Well, this is interesting: some researchers thought that messiness – as opposed to tidiness – might serve a purpose. And so they did some research into messiness and found out some interesting things:
When we analyzed the responses, we found that the subjects in both types of rooms came up with about the same number of ideas, which meant they put about the same effort into the task. Nonetheless, the messy room subjects were more creative, as we expected. Not only were their ideas 28 percent more creative on average, but when we analyzed the ideas that judges scored as “highly creative,” we found a remarkable boost from being in the messy room — these subjects came up with almost five times the number of highly creative responses as did their tidy-room counterparts.

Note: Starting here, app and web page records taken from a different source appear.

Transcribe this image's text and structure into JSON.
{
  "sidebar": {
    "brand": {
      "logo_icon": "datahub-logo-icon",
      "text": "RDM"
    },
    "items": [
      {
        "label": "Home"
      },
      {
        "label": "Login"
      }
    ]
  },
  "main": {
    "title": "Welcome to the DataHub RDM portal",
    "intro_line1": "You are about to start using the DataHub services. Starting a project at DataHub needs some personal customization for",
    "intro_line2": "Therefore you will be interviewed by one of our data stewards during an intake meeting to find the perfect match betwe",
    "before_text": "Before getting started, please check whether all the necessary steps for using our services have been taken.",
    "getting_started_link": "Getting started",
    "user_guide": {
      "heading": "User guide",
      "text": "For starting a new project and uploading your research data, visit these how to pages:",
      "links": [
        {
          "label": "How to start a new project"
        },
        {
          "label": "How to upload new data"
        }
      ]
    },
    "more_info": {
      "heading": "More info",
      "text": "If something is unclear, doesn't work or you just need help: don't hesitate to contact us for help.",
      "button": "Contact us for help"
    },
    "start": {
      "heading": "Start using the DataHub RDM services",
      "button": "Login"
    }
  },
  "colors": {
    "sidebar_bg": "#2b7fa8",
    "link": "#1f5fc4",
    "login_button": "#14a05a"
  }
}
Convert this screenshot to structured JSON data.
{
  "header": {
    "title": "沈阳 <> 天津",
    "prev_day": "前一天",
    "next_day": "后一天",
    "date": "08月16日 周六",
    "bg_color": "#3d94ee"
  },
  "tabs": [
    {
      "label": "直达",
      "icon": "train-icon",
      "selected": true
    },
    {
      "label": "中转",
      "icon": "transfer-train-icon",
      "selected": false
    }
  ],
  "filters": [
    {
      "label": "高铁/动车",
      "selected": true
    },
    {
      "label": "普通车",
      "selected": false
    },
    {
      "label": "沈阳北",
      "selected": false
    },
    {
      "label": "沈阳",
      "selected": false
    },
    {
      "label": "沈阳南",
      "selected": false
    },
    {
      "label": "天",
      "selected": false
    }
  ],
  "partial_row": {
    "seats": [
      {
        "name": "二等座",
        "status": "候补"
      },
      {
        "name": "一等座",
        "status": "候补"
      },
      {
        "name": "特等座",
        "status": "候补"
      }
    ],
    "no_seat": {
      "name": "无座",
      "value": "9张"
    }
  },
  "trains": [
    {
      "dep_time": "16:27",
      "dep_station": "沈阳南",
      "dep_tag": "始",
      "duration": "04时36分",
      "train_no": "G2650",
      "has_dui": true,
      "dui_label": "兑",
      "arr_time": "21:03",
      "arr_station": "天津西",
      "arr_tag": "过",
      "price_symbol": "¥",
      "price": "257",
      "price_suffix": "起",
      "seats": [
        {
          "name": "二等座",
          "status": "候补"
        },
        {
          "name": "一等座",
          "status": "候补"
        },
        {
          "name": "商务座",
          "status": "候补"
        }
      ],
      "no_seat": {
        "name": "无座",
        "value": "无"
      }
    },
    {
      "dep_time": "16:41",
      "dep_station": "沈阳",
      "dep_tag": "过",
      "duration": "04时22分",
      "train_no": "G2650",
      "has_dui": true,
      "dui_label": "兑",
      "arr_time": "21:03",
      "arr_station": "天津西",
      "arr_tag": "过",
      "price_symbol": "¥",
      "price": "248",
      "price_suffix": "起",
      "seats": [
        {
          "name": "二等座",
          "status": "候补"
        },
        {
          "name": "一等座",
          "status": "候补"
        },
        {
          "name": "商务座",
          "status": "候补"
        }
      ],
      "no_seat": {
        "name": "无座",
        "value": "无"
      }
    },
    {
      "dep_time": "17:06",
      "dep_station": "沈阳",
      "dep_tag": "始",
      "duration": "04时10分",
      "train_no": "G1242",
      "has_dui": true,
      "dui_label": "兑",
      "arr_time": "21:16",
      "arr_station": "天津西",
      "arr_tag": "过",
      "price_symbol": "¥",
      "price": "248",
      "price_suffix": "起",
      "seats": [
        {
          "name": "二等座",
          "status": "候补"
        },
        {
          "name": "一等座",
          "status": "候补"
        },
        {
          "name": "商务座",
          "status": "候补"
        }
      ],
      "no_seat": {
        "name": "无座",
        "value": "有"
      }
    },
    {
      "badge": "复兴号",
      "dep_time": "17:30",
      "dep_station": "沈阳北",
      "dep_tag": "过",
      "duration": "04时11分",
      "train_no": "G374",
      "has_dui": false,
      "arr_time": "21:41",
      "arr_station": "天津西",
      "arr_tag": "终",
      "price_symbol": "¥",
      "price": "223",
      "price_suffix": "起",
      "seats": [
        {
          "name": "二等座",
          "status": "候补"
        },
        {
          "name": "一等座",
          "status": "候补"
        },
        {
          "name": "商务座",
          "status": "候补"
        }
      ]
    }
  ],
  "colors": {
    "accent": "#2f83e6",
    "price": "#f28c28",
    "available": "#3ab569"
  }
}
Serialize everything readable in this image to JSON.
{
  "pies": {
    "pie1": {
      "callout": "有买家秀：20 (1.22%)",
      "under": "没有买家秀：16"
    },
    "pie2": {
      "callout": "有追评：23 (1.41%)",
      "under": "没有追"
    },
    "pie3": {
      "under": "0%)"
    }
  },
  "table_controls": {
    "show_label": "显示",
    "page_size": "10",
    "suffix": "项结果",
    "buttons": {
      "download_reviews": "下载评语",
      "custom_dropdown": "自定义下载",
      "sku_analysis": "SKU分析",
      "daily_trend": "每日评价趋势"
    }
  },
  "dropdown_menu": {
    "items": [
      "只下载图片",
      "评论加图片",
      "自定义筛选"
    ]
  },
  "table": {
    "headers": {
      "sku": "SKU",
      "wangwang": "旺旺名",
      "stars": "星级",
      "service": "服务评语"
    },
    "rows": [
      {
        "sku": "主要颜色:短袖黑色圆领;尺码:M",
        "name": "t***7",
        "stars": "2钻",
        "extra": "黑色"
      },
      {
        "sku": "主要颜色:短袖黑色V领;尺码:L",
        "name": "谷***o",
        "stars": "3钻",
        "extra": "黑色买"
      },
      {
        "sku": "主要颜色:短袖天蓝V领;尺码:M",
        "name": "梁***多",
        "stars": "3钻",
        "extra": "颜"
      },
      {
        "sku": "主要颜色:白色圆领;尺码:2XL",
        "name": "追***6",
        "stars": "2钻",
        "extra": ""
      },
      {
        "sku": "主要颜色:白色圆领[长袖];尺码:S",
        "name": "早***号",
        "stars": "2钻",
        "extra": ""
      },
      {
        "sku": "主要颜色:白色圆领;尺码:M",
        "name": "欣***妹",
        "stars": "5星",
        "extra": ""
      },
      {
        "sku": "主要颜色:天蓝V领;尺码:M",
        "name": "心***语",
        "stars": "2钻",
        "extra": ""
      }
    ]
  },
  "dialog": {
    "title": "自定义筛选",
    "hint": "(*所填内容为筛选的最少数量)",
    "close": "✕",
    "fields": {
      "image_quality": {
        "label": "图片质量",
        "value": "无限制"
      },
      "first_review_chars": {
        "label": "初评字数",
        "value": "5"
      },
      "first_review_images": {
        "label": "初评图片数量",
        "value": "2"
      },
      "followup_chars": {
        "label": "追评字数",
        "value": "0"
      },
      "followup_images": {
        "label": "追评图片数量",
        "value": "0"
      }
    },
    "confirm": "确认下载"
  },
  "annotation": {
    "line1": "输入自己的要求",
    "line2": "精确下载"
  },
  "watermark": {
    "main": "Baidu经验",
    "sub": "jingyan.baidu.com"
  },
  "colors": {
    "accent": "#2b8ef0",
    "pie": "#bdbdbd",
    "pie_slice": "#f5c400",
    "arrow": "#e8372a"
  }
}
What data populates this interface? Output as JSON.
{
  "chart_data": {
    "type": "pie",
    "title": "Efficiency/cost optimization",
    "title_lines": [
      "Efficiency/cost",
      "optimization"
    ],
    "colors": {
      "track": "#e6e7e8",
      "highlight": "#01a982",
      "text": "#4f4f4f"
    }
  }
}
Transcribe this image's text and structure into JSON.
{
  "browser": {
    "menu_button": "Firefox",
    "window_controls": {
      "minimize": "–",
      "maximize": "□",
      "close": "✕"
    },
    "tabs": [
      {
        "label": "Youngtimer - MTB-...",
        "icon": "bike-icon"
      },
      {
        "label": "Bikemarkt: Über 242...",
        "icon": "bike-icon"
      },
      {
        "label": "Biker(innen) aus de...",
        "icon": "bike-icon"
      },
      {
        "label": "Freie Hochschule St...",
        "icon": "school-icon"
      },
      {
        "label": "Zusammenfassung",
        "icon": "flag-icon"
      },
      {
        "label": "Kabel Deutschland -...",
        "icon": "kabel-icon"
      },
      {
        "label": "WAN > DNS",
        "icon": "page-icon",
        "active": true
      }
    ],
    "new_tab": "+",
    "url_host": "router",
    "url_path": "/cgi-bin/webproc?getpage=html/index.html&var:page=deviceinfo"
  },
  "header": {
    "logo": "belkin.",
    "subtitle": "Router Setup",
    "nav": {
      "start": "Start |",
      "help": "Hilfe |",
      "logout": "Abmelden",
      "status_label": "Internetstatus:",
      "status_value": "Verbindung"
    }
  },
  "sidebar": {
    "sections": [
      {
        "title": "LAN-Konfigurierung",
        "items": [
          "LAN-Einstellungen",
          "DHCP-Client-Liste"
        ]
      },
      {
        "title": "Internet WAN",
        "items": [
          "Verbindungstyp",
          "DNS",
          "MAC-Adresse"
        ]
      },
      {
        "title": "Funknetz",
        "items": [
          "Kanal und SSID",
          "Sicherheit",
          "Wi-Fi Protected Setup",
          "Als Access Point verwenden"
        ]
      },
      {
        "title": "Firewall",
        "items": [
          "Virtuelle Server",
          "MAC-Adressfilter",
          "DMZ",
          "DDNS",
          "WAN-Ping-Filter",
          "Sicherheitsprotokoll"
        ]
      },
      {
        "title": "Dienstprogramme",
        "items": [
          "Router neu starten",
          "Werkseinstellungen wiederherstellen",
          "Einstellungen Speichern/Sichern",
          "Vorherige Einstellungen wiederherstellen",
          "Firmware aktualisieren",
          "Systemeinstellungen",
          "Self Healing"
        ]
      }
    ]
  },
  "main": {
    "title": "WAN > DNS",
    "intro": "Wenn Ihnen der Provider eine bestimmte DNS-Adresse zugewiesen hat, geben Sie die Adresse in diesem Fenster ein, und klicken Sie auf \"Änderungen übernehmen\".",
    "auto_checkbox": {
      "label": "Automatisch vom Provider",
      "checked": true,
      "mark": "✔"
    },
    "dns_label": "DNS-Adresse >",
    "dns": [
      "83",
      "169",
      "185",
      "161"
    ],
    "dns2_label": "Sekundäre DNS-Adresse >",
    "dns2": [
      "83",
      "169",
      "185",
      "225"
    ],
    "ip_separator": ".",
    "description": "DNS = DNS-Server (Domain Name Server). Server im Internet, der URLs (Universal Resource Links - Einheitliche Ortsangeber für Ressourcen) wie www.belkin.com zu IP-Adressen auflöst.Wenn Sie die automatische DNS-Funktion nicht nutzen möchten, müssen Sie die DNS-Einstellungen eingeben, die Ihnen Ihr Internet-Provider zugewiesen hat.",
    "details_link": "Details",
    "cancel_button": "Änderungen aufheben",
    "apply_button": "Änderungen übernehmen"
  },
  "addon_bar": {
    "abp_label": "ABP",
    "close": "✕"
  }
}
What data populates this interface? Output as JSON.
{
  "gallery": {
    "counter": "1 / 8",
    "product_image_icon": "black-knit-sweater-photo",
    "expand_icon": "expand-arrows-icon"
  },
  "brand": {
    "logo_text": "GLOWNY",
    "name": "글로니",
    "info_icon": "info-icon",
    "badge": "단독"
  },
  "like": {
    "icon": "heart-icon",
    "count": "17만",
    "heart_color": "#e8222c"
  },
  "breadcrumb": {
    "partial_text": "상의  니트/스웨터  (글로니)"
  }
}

Who knows? Maybe messy rooms and desks have a purpose after all . . .